Speaking up: The case for universal fluency in English

Posted on 25 August 2019

Fluency in English is foundational to integration. It helps migrants find work and enables them to become part of community life. Migrants and refugees who are unable to speak English have restricted job prospects and are also more vulnerable to exploitation.

Yet data from the 2011 Census showed that 844,000 people living in England – some 1.6% of all residents – did not speak English well or at all.

Speaking up: The case for universal fluency in English examines current provision to help people learn English, the barriers to accessing ESOL teaching and British Future’s recommendations for an English language strategy which aims for universal fluency.
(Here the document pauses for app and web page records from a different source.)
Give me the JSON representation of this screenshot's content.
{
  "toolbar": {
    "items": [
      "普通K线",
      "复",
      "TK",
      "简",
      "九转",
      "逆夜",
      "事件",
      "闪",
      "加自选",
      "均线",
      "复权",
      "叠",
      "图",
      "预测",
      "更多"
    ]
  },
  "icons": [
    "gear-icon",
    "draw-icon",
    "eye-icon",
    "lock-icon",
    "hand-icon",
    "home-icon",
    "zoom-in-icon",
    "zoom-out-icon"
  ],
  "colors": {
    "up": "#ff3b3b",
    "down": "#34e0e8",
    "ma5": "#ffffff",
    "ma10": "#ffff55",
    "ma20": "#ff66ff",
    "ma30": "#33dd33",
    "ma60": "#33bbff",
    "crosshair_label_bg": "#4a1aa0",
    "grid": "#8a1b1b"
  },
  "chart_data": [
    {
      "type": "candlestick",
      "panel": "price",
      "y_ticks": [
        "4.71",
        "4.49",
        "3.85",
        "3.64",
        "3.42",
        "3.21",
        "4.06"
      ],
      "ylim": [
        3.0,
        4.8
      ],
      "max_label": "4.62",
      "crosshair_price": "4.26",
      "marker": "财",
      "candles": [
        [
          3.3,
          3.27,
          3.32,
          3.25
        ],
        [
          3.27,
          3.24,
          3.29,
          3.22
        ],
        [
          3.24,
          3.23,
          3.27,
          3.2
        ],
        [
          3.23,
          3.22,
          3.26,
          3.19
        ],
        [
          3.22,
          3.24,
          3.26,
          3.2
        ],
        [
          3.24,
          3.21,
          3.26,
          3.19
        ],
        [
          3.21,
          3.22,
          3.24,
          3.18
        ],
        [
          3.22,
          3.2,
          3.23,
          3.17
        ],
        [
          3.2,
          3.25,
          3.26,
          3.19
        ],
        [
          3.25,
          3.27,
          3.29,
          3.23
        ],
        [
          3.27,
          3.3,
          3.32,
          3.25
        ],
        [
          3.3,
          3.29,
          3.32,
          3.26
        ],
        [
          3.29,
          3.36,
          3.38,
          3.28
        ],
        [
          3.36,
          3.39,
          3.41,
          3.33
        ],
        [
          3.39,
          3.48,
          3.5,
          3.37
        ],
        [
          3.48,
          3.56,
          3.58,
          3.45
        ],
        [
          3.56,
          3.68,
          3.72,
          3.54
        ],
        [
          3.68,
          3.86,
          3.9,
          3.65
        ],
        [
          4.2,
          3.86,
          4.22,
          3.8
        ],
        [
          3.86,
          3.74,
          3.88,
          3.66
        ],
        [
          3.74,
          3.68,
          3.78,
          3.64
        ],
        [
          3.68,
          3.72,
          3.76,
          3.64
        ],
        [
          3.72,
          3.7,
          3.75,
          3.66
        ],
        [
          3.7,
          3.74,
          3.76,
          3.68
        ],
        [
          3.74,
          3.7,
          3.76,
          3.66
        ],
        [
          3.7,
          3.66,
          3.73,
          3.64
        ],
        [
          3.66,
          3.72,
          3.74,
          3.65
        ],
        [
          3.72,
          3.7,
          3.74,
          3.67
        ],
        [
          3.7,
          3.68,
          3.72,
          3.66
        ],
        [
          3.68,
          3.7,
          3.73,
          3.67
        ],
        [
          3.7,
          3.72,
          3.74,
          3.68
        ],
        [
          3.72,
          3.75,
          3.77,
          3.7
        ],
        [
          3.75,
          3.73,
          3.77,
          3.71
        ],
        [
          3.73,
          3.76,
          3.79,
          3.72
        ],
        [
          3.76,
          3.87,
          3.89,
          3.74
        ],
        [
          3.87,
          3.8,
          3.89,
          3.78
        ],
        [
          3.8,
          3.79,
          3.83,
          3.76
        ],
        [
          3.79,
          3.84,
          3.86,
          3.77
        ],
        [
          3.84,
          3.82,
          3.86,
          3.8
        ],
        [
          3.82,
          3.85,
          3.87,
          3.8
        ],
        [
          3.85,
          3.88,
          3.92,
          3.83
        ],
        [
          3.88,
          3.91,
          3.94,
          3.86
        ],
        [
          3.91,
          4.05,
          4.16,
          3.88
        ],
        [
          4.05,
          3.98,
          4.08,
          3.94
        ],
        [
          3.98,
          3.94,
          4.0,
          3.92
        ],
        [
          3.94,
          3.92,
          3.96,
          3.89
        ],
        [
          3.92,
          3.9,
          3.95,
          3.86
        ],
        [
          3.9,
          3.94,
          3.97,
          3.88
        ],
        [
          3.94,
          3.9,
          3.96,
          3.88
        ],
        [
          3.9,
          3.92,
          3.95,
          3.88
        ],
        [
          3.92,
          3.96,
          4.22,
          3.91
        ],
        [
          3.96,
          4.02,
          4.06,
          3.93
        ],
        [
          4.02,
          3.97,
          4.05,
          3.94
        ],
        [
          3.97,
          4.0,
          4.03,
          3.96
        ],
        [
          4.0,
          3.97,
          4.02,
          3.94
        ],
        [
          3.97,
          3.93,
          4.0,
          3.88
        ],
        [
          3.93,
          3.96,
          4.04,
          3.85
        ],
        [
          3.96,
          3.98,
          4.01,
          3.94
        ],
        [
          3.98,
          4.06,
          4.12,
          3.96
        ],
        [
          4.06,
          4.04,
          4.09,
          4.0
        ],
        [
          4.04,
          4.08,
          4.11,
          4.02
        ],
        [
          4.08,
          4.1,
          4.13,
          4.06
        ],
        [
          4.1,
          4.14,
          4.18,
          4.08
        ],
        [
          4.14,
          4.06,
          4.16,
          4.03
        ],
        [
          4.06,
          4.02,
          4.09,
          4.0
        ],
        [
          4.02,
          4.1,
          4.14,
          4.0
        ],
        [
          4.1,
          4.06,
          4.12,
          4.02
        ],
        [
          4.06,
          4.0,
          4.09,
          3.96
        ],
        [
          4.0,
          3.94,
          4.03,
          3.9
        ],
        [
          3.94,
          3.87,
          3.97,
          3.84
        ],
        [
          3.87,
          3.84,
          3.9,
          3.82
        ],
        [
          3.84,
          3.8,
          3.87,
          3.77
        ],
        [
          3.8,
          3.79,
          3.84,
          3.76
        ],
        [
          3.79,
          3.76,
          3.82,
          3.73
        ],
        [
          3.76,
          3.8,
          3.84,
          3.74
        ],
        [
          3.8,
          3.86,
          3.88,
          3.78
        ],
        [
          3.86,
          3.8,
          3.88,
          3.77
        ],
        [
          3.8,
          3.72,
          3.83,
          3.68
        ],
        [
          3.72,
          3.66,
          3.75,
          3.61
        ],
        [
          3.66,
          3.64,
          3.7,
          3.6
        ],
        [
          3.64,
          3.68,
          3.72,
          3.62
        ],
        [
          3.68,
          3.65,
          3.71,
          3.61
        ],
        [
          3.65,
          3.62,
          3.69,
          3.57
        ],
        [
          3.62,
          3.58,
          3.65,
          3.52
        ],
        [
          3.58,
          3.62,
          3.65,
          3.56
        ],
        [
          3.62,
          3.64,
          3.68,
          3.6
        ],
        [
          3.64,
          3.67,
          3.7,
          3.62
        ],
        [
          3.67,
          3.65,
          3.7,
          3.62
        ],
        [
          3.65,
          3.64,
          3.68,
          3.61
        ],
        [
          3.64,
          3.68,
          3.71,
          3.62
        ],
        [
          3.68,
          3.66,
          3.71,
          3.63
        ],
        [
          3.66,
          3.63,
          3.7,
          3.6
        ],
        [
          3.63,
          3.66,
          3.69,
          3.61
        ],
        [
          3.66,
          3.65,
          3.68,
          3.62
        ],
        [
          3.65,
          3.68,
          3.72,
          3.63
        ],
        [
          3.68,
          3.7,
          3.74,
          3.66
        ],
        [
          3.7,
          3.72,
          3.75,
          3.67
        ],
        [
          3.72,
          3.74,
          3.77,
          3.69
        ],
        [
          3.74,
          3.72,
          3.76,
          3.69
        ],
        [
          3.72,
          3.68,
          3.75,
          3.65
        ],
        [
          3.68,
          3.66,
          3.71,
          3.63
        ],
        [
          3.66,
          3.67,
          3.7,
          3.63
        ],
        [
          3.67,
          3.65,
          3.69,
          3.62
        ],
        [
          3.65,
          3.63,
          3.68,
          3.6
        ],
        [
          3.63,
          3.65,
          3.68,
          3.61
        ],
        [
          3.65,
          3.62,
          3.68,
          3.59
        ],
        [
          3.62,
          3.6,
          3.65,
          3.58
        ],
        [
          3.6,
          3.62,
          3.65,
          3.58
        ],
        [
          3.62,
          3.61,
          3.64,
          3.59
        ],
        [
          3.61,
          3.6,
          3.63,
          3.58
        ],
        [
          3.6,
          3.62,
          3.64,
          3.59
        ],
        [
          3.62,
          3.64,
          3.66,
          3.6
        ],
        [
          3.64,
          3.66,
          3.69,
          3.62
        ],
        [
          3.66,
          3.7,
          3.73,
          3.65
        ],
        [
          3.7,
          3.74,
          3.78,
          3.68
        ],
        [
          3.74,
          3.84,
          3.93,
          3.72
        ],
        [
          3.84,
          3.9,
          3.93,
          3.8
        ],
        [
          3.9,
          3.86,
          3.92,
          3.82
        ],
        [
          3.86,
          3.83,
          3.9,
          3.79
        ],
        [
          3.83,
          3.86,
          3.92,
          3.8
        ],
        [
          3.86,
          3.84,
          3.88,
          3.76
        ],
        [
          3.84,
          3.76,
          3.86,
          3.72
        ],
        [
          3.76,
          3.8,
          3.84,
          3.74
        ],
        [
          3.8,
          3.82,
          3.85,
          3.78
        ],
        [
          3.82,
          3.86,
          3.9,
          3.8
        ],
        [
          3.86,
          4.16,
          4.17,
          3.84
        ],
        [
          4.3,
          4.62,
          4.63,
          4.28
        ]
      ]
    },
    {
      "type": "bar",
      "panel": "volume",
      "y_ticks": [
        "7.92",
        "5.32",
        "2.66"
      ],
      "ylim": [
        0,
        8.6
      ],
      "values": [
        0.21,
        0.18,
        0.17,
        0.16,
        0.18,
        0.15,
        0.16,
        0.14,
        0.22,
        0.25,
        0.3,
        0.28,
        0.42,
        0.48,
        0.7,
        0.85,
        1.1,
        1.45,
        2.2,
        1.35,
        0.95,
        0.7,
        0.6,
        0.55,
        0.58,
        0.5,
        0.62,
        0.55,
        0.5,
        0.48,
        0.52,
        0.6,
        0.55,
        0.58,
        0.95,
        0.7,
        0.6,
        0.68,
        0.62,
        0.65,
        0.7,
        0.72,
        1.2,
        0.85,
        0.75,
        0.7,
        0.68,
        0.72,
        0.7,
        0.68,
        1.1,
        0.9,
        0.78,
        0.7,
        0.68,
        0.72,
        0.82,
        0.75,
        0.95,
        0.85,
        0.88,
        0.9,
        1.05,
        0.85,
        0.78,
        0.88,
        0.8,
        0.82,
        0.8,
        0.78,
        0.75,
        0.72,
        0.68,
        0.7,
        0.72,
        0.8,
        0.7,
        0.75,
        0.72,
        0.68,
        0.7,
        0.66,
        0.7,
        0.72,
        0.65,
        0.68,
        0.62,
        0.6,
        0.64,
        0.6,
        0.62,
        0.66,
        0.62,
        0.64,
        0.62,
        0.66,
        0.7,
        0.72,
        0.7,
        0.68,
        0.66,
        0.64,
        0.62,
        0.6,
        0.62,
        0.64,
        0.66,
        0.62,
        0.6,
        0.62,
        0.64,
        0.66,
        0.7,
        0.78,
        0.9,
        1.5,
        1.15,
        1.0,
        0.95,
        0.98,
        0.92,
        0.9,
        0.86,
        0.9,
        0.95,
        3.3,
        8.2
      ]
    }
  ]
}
English for Speakers of Other Languages (ESOL) teaching is available, through formal classes from further education providers and informal provision such as conversation clubs, often provided by charities. Yet there are long waiting lists in many parts of England for formal classes and little provision for those who work during the day. Fee regulations prevent asylum-seekers and newly-arrived spouses/partners from enrolling on subsidised provision, with full fees too costly for many. There has also been a lack of innovation by providers, with little offered to migrants who work long hours and find it difficult to attend daytime classes offered by colleges.

 

We recommend that the Government:

  • Has a clear ambition of achieving universal fluency in English by 2030, with a ten-year plan to get there.
  • Front-loads the ten-year ESOL plan with an extra £150 million per year over the next four years. This should enable reform to fee regulations and help colleges to meet demand. It should also encourage innovation and improve provision for migrant workers whose employment makes it difficult to attend college-based classes during the day.
  • Reforms fee regulations, scrapping the requirement for students to have been resident in the UK for three years to qualify for free or co-funded courses.
  • Introduces an adult ESOL curriculum and reviews the content of teaching materials so that ESOL courses not only help language acquisition but also help migrants on their pathway to British citizenship, promoting shared values and an understanding of life in the UK.
  • Sets out a clear expectation that employers should support workplace-based English, by making space available for classes and conversation clubs and encouraging their staff to attend.
  • Builds on the work of MHCLG to promote social integration and support volunteer-led conversation clubs, encouraging more groups to be involved as volunteers.
  • Sets up a new Learning English freeview channel, enabling greater exposure to English.

 Download the full report here